Joining a band of motorcyclists on an annual run to Hyder, Alaska, we rode north from Edmonton to celebrate Ron Ayres's 1998 feat of smashing the Iron Butt record (riding to 48 states within 10 days) in what is now called the 48 Plus! Iron Butt Ride. Making it to 48 states plus Alaska in a time of 7 days and 20 minutes, he received an assist on the final leg from a group of Edmonton riders who offered themselves up as sacrificial lambs. Running as an advance party, sweeping ahead for possible speed traps, they helped ensure that Ayres finished the ride and established the record.
On a sunny weekday morning I meet up with Harold and his fiancée, Norma, on their BMW K1200RS. It's their first trip to Hyder so I lead the way out of Edmonton, westbound on the Yellowhead, Highway 16, happily anticipating the pleasures of this first tour of the riding season.
The provincial capital of Alberta, Edmonton has a metropolitan population nearing one million, but traffic is light today. Everyone is hard at work in their offices by now, and although we'll be forced to cruise west on superslab for the next few hours, the sun is shining, my BMW R 1150 RT is running sweetly, and we're bound for Alaska! After a long winter and my annual battle with PMS (Parked Motorcycle Syndrome), I'm very glad to be on the bike with the pavement rolling beneath me once again.
The mixed-farming operations surrounding Edmonton soon give way to thickly forested mountains. Never having ridden with Harold and Norma before, I hold my speed close to the posted limit. But at our first stop for gas in Edson, halfway to Jasper, I check in with them and ask if the pace is okay. "We could go a little faster," Harold replies.
Jasper National Park
Now riding at a nice sport-touring rate, we get into the foothills and undulations of Hwy 16, starting our ascent into the Canadian Rockies.
As we reduce our speed at the entrance to Jasper National Park, I'm amazed that no matter how many times I visit the crown jewel of Canada's national park system, it remains a source of astonishment.

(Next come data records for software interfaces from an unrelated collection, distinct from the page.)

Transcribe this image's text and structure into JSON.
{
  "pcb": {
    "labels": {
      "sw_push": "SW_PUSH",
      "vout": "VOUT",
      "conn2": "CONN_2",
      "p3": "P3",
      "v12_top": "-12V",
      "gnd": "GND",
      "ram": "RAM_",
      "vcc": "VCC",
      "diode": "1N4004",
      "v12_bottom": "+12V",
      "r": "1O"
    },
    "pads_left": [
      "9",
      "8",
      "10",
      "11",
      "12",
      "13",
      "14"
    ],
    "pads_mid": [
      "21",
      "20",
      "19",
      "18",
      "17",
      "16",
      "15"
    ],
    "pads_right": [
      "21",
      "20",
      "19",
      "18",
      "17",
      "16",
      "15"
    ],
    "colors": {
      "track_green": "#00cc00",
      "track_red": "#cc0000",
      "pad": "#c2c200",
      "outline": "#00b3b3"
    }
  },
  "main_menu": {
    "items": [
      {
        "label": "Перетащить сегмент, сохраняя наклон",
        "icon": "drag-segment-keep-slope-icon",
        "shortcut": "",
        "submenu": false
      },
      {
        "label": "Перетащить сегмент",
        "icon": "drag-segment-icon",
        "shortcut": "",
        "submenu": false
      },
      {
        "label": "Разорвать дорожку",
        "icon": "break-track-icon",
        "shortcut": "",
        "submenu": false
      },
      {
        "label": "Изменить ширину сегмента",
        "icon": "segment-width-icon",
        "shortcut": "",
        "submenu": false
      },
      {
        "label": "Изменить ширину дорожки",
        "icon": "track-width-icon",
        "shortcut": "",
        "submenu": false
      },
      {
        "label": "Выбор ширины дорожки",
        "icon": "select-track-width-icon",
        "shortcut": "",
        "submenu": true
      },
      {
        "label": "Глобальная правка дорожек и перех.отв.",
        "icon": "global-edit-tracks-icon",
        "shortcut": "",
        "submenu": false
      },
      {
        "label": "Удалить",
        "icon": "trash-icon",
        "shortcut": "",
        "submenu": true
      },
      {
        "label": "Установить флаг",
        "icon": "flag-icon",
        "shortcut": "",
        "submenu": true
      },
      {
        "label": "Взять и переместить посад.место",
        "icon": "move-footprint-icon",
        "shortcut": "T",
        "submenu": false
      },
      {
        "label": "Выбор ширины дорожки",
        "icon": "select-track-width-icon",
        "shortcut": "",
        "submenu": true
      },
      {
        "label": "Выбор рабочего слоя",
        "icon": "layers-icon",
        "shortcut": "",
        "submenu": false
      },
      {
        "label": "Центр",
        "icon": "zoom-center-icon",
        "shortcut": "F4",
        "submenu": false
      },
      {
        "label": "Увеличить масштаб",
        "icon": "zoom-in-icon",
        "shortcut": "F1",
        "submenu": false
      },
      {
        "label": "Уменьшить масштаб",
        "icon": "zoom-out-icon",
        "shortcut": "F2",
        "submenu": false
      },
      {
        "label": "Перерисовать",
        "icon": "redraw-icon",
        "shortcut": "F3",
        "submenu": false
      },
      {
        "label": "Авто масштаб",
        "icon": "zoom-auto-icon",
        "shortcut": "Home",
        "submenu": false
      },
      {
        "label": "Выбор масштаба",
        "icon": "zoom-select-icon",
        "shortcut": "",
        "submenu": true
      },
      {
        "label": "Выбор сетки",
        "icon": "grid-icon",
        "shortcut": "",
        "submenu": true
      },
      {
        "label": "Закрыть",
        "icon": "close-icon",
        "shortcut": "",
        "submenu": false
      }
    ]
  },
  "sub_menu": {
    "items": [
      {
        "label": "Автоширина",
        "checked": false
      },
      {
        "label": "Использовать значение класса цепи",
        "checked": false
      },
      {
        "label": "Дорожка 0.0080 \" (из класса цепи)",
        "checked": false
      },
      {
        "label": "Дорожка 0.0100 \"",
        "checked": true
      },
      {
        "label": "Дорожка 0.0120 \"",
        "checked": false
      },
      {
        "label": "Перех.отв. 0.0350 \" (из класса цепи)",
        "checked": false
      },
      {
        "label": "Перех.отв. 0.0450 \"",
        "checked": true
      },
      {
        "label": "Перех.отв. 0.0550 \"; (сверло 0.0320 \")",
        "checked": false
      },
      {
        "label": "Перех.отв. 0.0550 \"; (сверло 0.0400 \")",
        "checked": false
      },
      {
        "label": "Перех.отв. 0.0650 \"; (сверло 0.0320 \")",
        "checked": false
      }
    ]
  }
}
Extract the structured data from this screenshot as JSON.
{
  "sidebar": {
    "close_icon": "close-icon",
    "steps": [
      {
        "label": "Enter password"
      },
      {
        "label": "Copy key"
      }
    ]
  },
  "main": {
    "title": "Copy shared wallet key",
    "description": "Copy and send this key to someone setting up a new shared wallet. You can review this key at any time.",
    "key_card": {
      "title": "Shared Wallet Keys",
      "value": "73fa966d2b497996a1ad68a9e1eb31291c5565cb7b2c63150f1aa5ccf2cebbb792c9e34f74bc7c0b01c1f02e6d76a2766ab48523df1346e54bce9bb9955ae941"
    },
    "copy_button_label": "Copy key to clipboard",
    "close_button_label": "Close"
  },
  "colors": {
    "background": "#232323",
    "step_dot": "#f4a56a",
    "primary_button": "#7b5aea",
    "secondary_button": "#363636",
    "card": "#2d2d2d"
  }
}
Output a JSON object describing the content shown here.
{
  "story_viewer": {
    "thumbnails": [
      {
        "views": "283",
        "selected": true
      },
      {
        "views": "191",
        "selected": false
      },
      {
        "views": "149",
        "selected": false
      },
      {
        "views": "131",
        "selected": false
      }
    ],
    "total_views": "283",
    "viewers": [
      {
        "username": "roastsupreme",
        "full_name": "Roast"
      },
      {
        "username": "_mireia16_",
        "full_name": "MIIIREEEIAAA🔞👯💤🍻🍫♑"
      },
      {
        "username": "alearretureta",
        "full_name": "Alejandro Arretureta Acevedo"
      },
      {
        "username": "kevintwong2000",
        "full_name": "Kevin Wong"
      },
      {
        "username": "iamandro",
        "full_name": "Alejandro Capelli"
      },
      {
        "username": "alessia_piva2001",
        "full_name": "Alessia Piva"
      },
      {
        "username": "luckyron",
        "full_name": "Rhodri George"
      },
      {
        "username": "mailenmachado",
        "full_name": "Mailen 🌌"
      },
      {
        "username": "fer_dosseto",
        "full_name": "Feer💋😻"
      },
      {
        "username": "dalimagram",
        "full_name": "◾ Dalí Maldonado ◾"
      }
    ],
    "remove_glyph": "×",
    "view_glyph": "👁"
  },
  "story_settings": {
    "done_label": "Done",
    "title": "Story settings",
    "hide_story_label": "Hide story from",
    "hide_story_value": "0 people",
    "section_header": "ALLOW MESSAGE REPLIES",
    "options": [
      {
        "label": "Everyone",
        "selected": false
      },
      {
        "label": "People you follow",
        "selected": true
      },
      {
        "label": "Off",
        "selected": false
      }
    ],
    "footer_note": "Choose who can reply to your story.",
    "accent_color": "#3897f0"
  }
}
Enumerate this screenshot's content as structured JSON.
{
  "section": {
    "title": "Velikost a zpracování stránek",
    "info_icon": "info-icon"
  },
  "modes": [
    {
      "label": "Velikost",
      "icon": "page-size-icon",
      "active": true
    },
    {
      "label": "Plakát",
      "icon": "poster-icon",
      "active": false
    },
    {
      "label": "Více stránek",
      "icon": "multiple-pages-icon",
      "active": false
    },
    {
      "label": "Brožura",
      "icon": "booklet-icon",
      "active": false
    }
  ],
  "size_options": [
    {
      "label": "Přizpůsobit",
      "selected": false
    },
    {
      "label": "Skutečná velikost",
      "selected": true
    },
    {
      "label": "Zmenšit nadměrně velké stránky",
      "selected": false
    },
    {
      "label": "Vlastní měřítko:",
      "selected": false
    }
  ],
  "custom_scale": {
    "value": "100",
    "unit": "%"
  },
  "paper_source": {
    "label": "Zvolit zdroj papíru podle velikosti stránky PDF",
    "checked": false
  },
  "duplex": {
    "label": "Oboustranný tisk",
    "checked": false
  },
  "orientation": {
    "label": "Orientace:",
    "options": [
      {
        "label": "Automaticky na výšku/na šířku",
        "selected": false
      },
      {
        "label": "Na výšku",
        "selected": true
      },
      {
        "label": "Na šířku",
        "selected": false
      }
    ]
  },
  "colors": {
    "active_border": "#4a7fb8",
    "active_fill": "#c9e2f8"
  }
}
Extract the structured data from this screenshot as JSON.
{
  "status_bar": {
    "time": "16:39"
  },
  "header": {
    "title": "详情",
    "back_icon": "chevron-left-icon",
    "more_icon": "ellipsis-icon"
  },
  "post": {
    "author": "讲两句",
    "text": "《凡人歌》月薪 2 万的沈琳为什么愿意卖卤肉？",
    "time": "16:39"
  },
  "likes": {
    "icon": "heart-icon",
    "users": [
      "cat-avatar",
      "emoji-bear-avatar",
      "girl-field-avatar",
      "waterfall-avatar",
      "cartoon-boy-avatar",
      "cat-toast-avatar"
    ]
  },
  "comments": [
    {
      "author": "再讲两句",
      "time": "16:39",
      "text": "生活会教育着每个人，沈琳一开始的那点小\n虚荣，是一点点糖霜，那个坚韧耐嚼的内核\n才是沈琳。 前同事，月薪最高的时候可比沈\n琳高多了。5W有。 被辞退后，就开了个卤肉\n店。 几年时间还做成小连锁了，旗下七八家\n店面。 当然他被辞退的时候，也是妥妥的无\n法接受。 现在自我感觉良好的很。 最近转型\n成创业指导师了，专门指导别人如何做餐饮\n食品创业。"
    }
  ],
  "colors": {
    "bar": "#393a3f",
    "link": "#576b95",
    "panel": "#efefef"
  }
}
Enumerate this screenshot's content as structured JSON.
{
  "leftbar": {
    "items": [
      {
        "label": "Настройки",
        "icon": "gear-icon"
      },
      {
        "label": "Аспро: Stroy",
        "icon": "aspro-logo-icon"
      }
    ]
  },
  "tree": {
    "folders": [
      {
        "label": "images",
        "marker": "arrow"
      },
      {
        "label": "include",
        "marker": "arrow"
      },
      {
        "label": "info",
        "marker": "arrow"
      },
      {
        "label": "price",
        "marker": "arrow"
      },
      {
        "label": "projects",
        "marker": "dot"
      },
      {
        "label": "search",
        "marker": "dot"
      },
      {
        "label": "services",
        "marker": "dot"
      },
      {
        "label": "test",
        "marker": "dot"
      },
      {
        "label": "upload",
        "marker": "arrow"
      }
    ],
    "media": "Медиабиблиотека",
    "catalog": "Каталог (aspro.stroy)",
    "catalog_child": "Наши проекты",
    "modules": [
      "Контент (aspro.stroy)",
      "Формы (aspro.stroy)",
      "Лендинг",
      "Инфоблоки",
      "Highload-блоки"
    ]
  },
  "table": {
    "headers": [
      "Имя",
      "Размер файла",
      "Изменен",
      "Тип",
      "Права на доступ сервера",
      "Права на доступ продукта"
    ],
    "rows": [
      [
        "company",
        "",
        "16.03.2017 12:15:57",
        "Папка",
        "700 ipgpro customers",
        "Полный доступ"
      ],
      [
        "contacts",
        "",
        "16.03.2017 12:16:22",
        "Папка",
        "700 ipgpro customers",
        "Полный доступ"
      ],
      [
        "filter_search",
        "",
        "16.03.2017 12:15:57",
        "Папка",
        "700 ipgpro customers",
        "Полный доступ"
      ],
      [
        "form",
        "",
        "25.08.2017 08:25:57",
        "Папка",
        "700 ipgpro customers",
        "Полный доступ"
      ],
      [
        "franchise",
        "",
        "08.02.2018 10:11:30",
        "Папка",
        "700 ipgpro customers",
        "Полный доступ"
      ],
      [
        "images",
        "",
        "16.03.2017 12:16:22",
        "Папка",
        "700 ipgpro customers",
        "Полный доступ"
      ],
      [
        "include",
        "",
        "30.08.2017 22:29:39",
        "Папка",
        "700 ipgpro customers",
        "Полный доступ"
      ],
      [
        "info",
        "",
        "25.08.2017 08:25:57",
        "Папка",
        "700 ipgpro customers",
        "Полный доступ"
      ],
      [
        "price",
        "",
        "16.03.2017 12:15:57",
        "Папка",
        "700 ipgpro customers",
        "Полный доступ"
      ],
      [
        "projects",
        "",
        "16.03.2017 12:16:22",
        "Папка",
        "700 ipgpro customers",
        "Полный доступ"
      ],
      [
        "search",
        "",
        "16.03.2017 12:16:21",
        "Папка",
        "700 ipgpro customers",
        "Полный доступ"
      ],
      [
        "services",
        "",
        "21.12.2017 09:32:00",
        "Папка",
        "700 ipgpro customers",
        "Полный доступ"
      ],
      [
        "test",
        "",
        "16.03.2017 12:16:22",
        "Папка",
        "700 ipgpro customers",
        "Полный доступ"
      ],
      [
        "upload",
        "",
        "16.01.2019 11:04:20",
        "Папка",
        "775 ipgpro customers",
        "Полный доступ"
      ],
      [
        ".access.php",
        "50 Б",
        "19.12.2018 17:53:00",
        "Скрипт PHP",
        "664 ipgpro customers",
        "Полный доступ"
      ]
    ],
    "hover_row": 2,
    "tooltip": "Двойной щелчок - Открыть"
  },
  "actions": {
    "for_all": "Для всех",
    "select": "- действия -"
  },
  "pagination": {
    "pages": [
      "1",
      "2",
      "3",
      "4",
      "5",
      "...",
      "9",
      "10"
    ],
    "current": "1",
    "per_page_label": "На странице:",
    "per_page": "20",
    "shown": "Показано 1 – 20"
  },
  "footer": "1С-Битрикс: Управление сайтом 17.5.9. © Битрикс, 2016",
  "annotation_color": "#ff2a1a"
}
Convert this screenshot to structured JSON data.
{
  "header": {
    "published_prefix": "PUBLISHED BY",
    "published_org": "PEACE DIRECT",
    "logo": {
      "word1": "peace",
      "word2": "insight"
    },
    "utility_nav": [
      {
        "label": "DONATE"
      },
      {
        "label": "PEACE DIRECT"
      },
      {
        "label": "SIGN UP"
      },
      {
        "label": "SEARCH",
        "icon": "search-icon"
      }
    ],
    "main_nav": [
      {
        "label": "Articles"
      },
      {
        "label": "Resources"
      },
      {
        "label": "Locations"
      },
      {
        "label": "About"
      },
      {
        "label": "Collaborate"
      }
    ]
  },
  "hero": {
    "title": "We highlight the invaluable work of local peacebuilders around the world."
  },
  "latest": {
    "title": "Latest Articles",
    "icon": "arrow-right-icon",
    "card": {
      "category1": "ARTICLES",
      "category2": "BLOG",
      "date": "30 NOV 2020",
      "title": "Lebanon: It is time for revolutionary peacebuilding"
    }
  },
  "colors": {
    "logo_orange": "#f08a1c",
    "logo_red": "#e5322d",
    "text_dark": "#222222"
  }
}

The panorama of rugged, snow-capped mountains is glorious. No wonder so many visitors venture here from around the world. The largest of the Rocky Mountain preserves (4,200 square miles), Jasper National Park was established in 1907 to combine conservation and, with the arrival of the Grand Trunk Pacific Railway, tourism. Part of the UNESCO Canadian Mountain Parks World Heritage Site, Jasper is still pristine, crowd-free, and decidedly non-commercial compared to its glitzier counterpart, Banff.
Inside the park, the posted speed limit drops because one of the best reasons to come here is to see the wildlife, and a variety of creatures seem most casual about our incursions. They graze at the side of the road and park themselves on the road, oblivious to traffic; and when you try to make them clear off by blasting the horn, the animals usually react with bored "Who the hell do you think you are?" attitudes before getting back to doing whatever it is they were doing without moving a hair. It's common to see elk, moose and mountain sheep from your vehicle. A ride through the park is highly recommended, but watch out for inattentive drivers. At the first sign of any nearby animal you can count on many of them recklessly stomping the brakes to get a snapshot.